Unburdened by Jefferson’s view, the ACA anti-conscience mandate has a narrow religious exemption that applies only to formal houses of worship. The mandate allows government to determine what defines a religion, who can exercise it, and where they can exercise it.
Countless other religious employers, such as universities, hospitals, charitable organizations, and other non-profits will be forced to provide coverage for the mandated services, despite their moral or religious objections – simply because they step outside the four walls of their church to serve others of different faiths.
Cardinal Timothy Dolan of New York, President of the U.S. Conference of Bishops wrote in a statement released by the bishops conference, “These ministries are integral to our Church and worthy of the same exemption as our Catholic churches.”
“The government would require all employees in our ‘accommodated’ ministries to have the illicit coverage – they may not opt out, nor even opt out for their children,” he said. That would directly affect both the Catholics and non-Catholics to fund procedures and medicines, which their faith does not allow.
Cardinal Donald Wuerl, Archbishop of Washington, explained the significance of the Administration’s mandate and its impact on those institutions, remarking that, “For the first time in this country’s history, the government’s new definition of religious institutions suggests that some of the very institutions that put our faith into practice–schools, hospitals, and social service organizations–are not ‘religious enough.'”
Notre Dame President Father John Jenkins said, “If the government wants to provide such services, means are available that do not compel religious organizations to serve as its agents.”
The Administration has tried to obscure the real nature of religious objection by claiming that those with such objections want to deny contraception to women. But birth control will continue to be widely available and easily affordable.
The Illinois Appellate Court and other state courts have ruled that the state does not have the power to force pharmacists and pharmacies to stock and dispense abortion-inducing drugs in violation of their religious beliefs.
The 7th U.S. Circuit Court of Appeals recently ruled in favor of a Catholic couple who run a construction company and sought to avoid compliance with the ACA edict, which they knew was a violation of their faith. The federal court said in its ruling that the government had not justified its “substantial burden” on religious freedom.

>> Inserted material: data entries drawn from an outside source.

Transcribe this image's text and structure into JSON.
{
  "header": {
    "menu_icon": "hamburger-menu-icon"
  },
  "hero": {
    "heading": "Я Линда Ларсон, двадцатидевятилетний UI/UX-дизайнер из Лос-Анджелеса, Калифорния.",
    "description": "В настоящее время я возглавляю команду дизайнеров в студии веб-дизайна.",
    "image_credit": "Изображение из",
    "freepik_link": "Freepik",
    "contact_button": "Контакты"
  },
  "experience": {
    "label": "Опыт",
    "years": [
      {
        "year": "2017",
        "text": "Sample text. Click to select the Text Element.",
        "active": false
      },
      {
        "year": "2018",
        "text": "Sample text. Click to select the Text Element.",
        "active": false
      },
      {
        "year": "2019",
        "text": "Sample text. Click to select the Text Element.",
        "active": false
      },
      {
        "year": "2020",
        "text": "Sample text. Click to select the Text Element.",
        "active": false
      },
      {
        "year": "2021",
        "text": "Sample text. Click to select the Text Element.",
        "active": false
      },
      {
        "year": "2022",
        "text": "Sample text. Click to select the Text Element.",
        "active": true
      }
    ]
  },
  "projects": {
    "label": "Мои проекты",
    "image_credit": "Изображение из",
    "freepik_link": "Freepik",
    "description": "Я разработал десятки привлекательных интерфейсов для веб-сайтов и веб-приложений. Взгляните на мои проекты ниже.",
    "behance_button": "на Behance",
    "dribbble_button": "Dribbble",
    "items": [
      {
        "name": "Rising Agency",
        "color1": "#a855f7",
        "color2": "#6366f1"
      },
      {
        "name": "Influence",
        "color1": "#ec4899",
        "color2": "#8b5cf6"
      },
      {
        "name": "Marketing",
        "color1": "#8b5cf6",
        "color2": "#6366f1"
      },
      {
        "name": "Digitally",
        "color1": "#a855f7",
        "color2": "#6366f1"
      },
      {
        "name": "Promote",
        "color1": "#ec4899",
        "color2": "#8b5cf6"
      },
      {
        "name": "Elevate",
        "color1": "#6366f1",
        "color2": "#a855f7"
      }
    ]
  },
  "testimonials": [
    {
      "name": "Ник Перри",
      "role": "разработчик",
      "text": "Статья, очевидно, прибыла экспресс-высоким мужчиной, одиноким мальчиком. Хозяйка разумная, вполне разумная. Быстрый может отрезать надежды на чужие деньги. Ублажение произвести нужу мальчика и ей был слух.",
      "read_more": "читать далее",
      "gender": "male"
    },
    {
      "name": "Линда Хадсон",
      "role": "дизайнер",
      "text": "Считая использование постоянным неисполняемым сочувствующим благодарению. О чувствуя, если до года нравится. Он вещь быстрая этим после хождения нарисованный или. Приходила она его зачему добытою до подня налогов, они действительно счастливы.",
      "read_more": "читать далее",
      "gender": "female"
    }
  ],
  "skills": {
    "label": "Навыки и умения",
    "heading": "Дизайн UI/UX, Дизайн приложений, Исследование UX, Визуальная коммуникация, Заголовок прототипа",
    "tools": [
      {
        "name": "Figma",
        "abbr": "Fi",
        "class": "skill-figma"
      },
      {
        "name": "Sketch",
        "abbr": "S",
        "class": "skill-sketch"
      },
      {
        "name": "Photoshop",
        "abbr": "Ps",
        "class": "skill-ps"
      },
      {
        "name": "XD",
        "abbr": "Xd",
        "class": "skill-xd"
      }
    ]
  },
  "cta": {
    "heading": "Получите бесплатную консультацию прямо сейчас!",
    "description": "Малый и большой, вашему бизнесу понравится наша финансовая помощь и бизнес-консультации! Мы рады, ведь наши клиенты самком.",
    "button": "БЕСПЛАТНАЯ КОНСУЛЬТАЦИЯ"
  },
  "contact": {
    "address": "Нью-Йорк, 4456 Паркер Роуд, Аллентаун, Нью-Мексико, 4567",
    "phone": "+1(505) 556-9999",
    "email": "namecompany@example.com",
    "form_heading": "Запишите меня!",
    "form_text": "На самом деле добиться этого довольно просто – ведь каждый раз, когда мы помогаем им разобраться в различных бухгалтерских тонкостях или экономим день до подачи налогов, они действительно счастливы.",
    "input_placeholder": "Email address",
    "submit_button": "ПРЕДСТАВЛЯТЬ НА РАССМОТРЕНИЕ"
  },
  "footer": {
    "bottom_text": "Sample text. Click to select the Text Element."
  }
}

The real and disquieting question is why would the American government try to mold everything, including religious belief, to its political will? Wouldn’t the ACA force religious organizations to essentially become instruments of the government, subservient to the state?
If our government, seeking to expand its control over American citizens, can override our religious freedom and use religious organizations to advance policies that undercut their spiritual values, then the government could do the same for other Constitutional rights. There would be no limit to the government’s power.
The current administration thinks that their electoral and legislative victories vindicate their views. Religious freedom is guaranteed by the Constitution regardless of the current majority view, if America is to remain a nation of laws rather than of men.
Religious freedom compels us to ask, if America has reached a point, where being a Christian and speaking out for religious freedom is now considered unprotected speech or un-American because of beliefs based on the commandment, “Thou Shalt not Kill,” as opposed to the dictates of the current Washington administration?